“Whilst the arrest would be significant ..., there are still many functioning kits out there compromising machines and stealing data all over the world,” Carl Leonard of Websense, a computer security company, told TechWeek Europe in October.
Indeed, creators of other “exploit” kits could be rushing to fill the gap left by Blackhole. In October the price for another kit, Neutrino, went up to $10,000 a month for non-Russians, IDG noted, citing a tweet by an independent malware researcher who goes by the name Kafeine.
A storm that brought hurricane-force winds to northern Europe has caused four deaths in Poland, AFP writes. In addition to leaving 350,000 households without electricity and hundreds of motorists stranded on snowy roads, Storm Xaver was responsible for the deaths of three people in northwestern Poland after a tree fell on their car 7 December. Another person died in southwestern Silesia after strong winds swept him from a balcony.

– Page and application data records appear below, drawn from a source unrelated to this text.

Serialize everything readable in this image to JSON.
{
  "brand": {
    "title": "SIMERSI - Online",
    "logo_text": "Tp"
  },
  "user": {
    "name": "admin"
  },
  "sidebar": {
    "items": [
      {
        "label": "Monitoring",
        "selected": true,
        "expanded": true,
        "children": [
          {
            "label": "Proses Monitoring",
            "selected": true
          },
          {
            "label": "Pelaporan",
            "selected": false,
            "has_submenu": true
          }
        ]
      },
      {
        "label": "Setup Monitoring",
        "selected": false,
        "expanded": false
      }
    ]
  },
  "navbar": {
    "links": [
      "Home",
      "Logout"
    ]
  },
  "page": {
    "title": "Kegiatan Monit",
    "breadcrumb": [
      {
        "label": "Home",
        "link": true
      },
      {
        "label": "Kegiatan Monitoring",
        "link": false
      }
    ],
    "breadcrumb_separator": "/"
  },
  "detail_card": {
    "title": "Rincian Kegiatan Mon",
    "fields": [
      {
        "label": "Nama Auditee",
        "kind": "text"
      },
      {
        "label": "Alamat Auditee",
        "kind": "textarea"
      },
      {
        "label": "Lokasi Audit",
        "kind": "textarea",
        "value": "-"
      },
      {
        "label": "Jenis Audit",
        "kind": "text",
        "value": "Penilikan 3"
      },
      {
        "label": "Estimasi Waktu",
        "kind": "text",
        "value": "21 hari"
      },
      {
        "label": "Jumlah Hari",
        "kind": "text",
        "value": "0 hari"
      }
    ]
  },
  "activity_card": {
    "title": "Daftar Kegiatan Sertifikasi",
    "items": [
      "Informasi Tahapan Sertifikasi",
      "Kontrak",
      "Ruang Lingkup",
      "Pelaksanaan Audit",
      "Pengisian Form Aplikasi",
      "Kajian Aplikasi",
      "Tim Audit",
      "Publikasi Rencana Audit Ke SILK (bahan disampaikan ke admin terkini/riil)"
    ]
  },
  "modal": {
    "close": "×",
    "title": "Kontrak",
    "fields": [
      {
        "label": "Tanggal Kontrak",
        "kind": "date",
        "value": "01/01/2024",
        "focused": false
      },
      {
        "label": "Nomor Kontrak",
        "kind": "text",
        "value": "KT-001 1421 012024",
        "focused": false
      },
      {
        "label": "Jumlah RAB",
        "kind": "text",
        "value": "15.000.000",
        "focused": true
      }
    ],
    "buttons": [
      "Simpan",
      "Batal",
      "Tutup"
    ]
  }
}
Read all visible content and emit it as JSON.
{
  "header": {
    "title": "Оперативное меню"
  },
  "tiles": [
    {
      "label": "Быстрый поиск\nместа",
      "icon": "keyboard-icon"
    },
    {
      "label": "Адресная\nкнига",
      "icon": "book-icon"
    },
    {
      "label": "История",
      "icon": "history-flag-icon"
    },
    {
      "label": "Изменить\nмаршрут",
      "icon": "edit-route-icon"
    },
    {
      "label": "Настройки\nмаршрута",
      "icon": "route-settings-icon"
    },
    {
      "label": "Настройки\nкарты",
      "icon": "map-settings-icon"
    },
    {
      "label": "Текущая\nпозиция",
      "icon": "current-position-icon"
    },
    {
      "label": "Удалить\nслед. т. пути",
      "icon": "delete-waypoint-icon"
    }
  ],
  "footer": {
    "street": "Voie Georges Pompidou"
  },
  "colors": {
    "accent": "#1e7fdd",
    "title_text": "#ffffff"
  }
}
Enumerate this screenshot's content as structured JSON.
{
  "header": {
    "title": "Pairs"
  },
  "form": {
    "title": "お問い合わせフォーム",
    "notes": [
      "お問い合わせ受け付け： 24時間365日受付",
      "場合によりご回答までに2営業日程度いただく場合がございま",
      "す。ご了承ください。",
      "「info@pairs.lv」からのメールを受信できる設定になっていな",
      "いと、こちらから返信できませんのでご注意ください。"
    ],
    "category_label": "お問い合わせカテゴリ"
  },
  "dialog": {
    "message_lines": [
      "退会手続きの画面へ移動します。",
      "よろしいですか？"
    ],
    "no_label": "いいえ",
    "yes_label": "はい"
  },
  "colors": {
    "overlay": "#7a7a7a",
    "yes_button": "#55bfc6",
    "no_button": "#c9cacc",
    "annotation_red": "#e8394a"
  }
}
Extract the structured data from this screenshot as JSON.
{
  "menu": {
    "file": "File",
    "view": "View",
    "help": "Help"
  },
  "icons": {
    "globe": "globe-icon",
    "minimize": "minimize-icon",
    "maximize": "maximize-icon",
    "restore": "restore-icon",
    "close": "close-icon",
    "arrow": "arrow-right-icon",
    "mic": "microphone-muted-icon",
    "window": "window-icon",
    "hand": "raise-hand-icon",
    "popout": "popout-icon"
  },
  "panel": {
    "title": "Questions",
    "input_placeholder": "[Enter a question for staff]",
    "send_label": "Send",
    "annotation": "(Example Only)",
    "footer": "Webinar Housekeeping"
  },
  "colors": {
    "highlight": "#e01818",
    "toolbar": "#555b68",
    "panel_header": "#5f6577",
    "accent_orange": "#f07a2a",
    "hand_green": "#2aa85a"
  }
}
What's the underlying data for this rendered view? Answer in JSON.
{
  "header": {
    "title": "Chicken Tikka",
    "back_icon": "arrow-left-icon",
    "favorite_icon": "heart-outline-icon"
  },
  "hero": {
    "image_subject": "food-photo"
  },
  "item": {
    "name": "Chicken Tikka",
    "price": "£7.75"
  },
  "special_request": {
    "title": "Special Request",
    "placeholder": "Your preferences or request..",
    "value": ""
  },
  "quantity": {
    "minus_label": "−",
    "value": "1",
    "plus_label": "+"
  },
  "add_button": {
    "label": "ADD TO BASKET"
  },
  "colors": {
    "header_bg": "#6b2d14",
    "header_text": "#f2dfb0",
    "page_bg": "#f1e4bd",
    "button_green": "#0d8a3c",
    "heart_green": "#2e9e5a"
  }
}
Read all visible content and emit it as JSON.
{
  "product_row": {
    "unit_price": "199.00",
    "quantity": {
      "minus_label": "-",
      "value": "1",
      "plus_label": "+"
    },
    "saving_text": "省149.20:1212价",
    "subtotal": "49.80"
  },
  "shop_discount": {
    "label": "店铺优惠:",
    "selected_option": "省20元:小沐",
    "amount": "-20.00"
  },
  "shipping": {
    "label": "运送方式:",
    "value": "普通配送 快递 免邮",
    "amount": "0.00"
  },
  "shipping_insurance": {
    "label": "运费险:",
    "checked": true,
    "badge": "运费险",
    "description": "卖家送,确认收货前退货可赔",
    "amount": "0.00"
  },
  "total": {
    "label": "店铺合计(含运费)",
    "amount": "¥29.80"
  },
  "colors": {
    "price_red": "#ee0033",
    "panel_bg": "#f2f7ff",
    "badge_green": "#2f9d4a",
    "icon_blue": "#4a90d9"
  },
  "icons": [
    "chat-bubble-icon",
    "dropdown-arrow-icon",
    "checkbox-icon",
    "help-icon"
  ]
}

The fatalities bring Xaver’s death toll across Europe to 14. An estimated 53 people were also injured in Poland alone, according to official reports quoted by AFP.
Reuters writes that the Polish Institute of Meteorology and Water Management forecast for 6 December included wind gusts of up to 110 kilometers (68 mph) per hour in the center of the country and up to 135 kilometers per hour on the Baltic Sea coast.
Firefighters have been offering food and hot tea to people trapped by the storm and evacuating people stranded on highways covered in snow, AFP reports.
Xaver comes weeks after the St. Jude storm hit northern Europe, causing widespread power outages in the Baltic countries.
Now available! A new TOL e-book: "Crimea: The Anatomy of a Crisis" is a compilation of articles from TOL’s past coverage about Russia's annexation of Crimea, placed in the context of long-running disputes over the region. Find out also what's happened to Crimea and its people nearly a year after Russia's move shocked the international community.